On top of that people of colour and Indigenous people are disproportionately represented in such murder cases. For example, in British Columbia, Canada, Indigenous women account for 75% of all sex workers. This is related to the fact that Indigenous women are more likely to be vulnerable in Canadian society due in large to colonial history and intergenerational trauma. Unfortunately, even though many of us have heard of those types of cases, most go unnoticed because people in marginalised positions are often afraid to come forward, the perpetrators are strangers and, because of a racial and classist problem that police prioritise missing white middle class women instead of marginalised people (of colour). 

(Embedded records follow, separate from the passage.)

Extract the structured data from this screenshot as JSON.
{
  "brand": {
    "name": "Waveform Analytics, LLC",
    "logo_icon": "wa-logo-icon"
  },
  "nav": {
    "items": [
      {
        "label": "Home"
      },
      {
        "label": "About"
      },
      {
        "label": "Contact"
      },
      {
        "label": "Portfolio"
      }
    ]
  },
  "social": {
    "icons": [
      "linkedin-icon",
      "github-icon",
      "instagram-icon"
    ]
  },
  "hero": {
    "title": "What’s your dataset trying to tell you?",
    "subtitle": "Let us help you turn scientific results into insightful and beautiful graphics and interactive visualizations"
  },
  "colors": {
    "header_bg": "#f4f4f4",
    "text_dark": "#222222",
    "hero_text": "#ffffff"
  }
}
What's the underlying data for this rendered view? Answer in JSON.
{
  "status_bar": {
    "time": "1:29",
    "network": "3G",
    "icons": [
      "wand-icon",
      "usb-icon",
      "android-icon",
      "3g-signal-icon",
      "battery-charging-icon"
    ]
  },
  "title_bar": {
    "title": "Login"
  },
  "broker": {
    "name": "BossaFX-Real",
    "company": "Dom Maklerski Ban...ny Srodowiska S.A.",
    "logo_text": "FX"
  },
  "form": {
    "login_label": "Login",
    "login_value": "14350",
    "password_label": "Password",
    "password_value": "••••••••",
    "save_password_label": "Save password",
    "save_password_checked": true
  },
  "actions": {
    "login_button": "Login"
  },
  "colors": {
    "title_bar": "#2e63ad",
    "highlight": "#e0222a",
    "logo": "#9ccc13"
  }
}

Yet another gendered aspect worthy of a closer look is the romanticisation of men serial killers. The latest example perhaps came following the release of the Netflix Series about Jeffrey Dahmer (Monster: The Jeffrey Dahmer Story) with young people sympathising and making fan videos about him on TikTok’s. This is not a new phenomena and men serial killers have regularly had fans and received floods of love letters. This is somewhat because they are portrayed as these anti-heros and “bad boys” who are excitingly sinister. And it doesn’t help that Hollywood hires actors like Evan Peters and Zac Effron (who are arguably very attractive actors) to play these notorious men, although of course some serial killers, such as Ted Bundy, have been described as charming and handsome. Even after Bundy had been arrested for murdering and raping over thirty young women and girls(!), he somehow kept his charm on and had a huge fanclub of young women and even got married whilst he was on trial. 

It is of course complicated to understand why this happens but if we use the gender lens we can see that this is usually not happening in the cases of women serial killers. Perhaps, because men being violent is pretty normalised in our societies but women being violent isn’t? I wonder if that might play a role. Moreover, interestingly enough, women that have romantic heterosexual relationships with serial killers and end up becoming their partners in crime, would rarely have committed these types of crimes if they hadn’t met their partners. On the other hand, the men would probably not have become successful criminals if it wasn’t for their woman acolyte. This shows how men and women tend to have different roles in the commission of crimes, which are in many ways based on somewhat traditional gender roles. 

Overall, we can see that there are many systematic factors at play that need to be addressed. When it comes to gender stereotypes that dismiss the capabilities of people because of their gender, which demonstrates the importance of gendered research that can make authorities better equipped to prevent and solve these atrocious acts. Since many of these crimes disproportionately affect marginalised peoples and women, it also shows the importance of dismantling and rebuilding a system that does not protect us all.